MICHALIS DEKLERIS – Draft paper ‘unconstitutional’

The provisions of the draft bill presented by the government are «unconstitutional,» «dangerous» and «serve other purposes,» according to Michalis Dekleris, honorary vice president of the Council of State, president of the Environmental Sustainability Chamber, and a judge who has devoted his life to protecting the environment. Dekleris’s first objection is that the bill alters the definitions of forest and forestland, away from the existing definition in Article 24 of the Constitution. «The definition in the Constitution is systemic and scientific and does not have the limitations the lawmaker is now introducing,» says Dekleris. «It is full and detailed and needs no further definition. Any further attempt to define it is unconstitutional and serves other purposes. In short, it aims at excluding areas that really are forested from constitutional protection.» Dekleris argues that the Constitution adopted the legal definition and that the meaning of the word forest is scientific, not political. He believes that any doubts should be resolved by recourse to the opinion of experts in forest ecology. «The Constitution does not stipulate a minimum area of a forest,» explains Dekleris, «but mentions ‘requisite area,’ which is a matter for experts to decide in each case, according to the characteristics of the forest system in question.» «It should also be taken into account that forests are publicly owned in Greece,» Dekleris insists, «because they were taken from the Sultan ‘by means of war and confiscation.’ Hence, they belong to the State, which is not the usual form of ownership that is had by private owners.

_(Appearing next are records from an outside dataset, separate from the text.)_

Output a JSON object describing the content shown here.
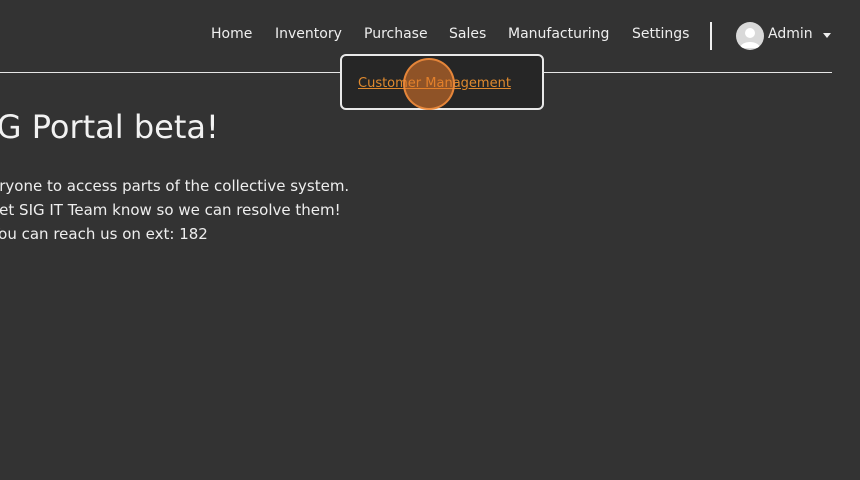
{
  "nav": {
    "items": [
      {
        "label": "Home"
      },
      {
        "label": "Inventory"
      },
      {
        "label": "Purchase"
      },
      {
        "label": "Sales"
      },
      {
        "label": "Manufacturing"
      },
      {
        "label": "Settings"
      }
    ],
    "user_label": "Admin",
    "user_icon": "user-avatar-icon",
    "caret_icon": "caret-down-icon"
  },
  "dropdown": {
    "items": [
      {
        "label": "Customer Management"
      }
    ]
  },
  "main": {
    "title": "to the SIG Portal beta!",
    "lines": [
      "eryone to access parts of the collective system.",
      " let SIG IT Team know so we can resolve them!",
      "You can reach us on ext: 182"
    ]
  },
  "colors": {
    "background": "#333333",
    "link": "#e08a2e",
    "text": "#f2f2f2"
  }
}
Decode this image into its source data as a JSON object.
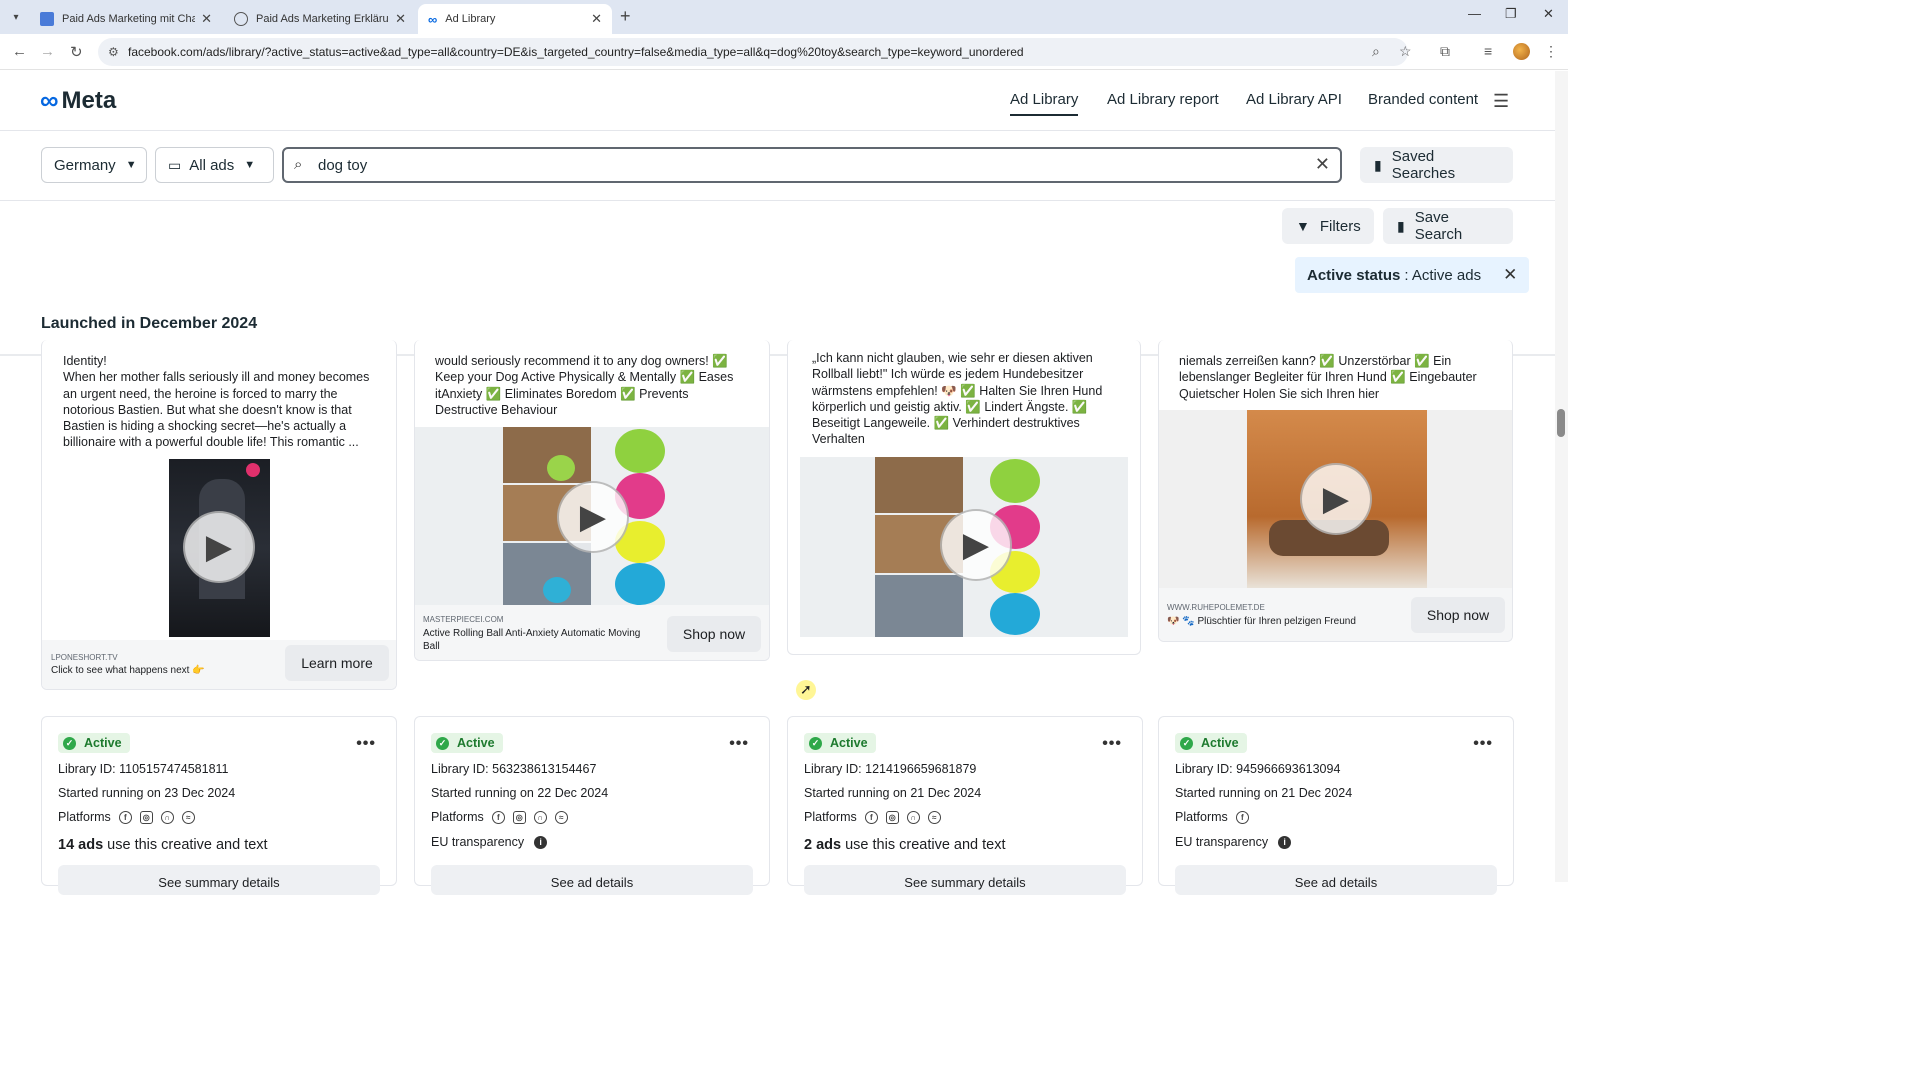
{
  "browser": {
    "tabs": [
      {
        "title": "Paid Ads Marketing mit ChatGPT",
        "active": false,
        "icon": "doc-icon"
      },
      {
        "title": "Paid Ads Marketing Erklärung",
        "active": false,
        "icon": "globe-icon"
      },
      {
        "title": "Ad Library",
        "active": true,
        "icon": "meta-icon"
      }
    ],
    "url": "facebook.com/ads/library/?active_status=active&ad_type=all&country=DE&is_targeted_country=false&media_type=all&q=dog%20toy&search_type=keyword_unordered"
  },
  "header": {
    "logo_text": "Meta",
    "nav": [
      "Ad Library",
      "Ad Library report",
      "Ad Library API",
      "Branded content"
    ],
    "active_nav": "Ad Library"
  },
  "controls": {
    "country": "Germany",
    "ad_type": "All ads",
    "search_value": "dog toy",
    "saved_searches": "Saved Searches",
    "filters": "Filters",
    "save_search": "Save Search"
  },
  "active_filter": {
    "label": "Active status",
    "value": ": Active ads"
  },
  "section_title": "Launched in December 2024",
  "ads": [
    {
      "text": "Identity!\nWhen her mother falls seriously ill and money becomes an urgent need, the heroine is forced to marry the notorious Bastien. But what she doesn't know is that Bastien is hiding a shocking secret—he's actually a billionaire with a powerful double life! This romantic ...",
      "domain": "LPONESHORT.TV",
      "footer_text": "Click to see what happens next 👉",
      "cta": "Learn more"
    },
    {
      "text": "would seriously recommend it to any dog owners! ✅ Keep your Dog Active Physically & Mentally ✅ Eases itAnxiety ✅ Eliminates Boredom ✅ Prevents Destructive Behaviour",
      "domain": "MASTERPIECEI.COM",
      "footer_text": "Active Rolling Ball Anti-Anxiety Automatic Moving Ball",
      "cta": "Shop now"
    },
    {
      "text": "„Ich kann nicht glauben, wie sehr er diesen aktiven Rollball liebt!\" Ich würde es jedem Hundebesitzer wärmstens empfehlen! 🐶 ✅ Halten Sie Ihren Hund körperlich und geistig aktiv. ✅ Lindert Ängste. ✅ Beseitigt Langeweile. ✅ Verhindert destruktives Verhalten",
      "domain": "",
      "footer_text": "",
      "cta": ""
    },
    {
      "text": "niemals zerreißen kann? ✅ Unzerstörbar ✅ Ein lebenslanger Begleiter für Ihren Hund ✅ Eingebauter Quietscher Holen Sie sich Ihren hier",
      "domain": "WWW.RUHEPOLEMET.DE",
      "footer_text": "🐶 🐾 Plüschtier für Ihren pelzigen Freund",
      "cta": "Shop now"
    }
  ],
  "listings": [
    {
      "status": "Active",
      "library_id": "Library ID: 1105157474581811",
      "started": "Started running on 23 Dec 2024",
      "platforms_label": "Platforms",
      "platforms": [
        "facebook-icon",
        "instagram-icon",
        "audience-network-icon",
        "messenger-icon"
      ],
      "count_bold": "14 ads",
      "count_rest": " use this creative and text",
      "eu": "",
      "details": "See summary details"
    },
    {
      "status": "Active",
      "library_id": "Library ID: 563238613154467",
      "started": "Started running on 22 Dec 2024",
      "platforms_label": "Platforms",
      "platforms": [
        "facebook-icon",
        "instagram-icon",
        "audience-network-icon",
        "messenger-icon"
      ],
      "count_bold": "",
      "count_rest": "",
      "eu": "EU transparency",
      "details": "See ad details"
    },
    {
      "status": "Active",
      "library_id": "Library ID: 1214196659681879",
      "started": "Started running on 21 Dec 2024",
      "platforms_label": "Platforms",
      "platforms": [
        "facebook-icon",
        "instagram-icon",
        "audience-network-icon",
        "messenger-icon"
      ],
      "count_bold": "2 ads",
      "count_rest": " use this creative and text",
      "eu": "",
      "details": "See summary details"
    },
    {
      "status": "Active",
      "library_id": "Library ID: 945966693613094",
      "started": "Started running on 21 Dec 2024",
      "platforms_label": "Platforms",
      "platforms": [
        "facebook-icon"
      ],
      "count_bold": "",
      "count_rest": "",
      "eu": "EU transparency",
      "details": "See ad details"
    }
  ],
  "colors": {
    "meta_blue": "#0668e1",
    "active_green": "#2fa84a",
    "chip_bg": "#e7f3ff"
  }
}
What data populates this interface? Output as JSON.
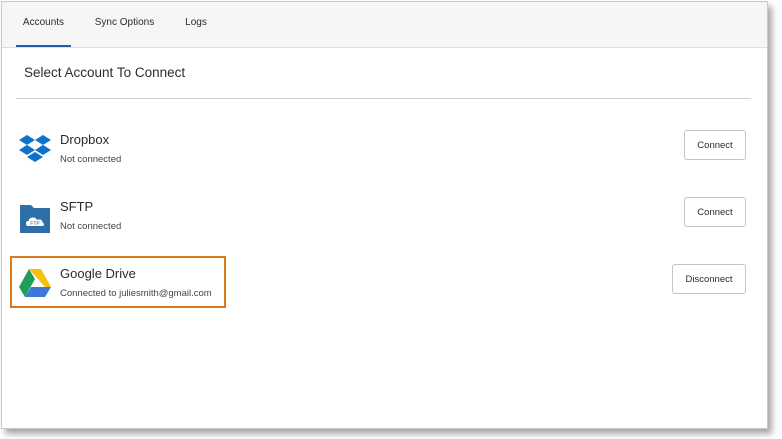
{
  "tabs": [
    {
      "label": "Accounts",
      "active": true
    },
    {
      "label": "Sync Options",
      "active": false
    },
    {
      "label": "Logs",
      "active": false
    }
  ],
  "section_title": "Select Account To Connect",
  "accounts": [
    {
      "name": "Dropbox",
      "status": "Not connected",
      "button": "Connect",
      "icon": "dropbox-icon"
    },
    {
      "name": "SFTP",
      "status": "Not connected",
      "button": "Connect",
      "icon": "sftp-folder-icon",
      "icon_text": "FTP"
    },
    {
      "name": "Google Drive",
      "status": "Connected to juliesmith@gmail.com",
      "button": "Disconnect",
      "icon": "google-drive-icon",
      "highlighted": true
    }
  ],
  "colors": {
    "active_tab_underline": "#1f5fa8",
    "highlight_border": "#d97a1e",
    "dropbox_blue": "#0d72c9",
    "sftp_blue": "#2f6fa8"
  }
}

There may be private forests in areas that did not come to the Greek State by means of war, but by some other means, as on the Ionian Islands, Evia and Crete. «Nor is the provision of use over a 20-year period – which applies in private legal cases – applicable here because public ownership is inalienable. So the proof of public ownership of forests which has applied up till now is correct, as long as Ottoman contracts do not show they were owned by private individuals. «It’s wrong to introduce amendments that contradict this principle, and a previous bill that forbade forestry officials from invoking state ownership of forests in the Land Register was very wrong. «The provisions dealing with the matter of ‘overgrown farmlands’ are dangerous, to say the least, because there are no ‘overgrown farmlands,’ only forests. All forest systems are dynamic. The question has been resolved and the lawmakers’ intervention is unconstitutional.»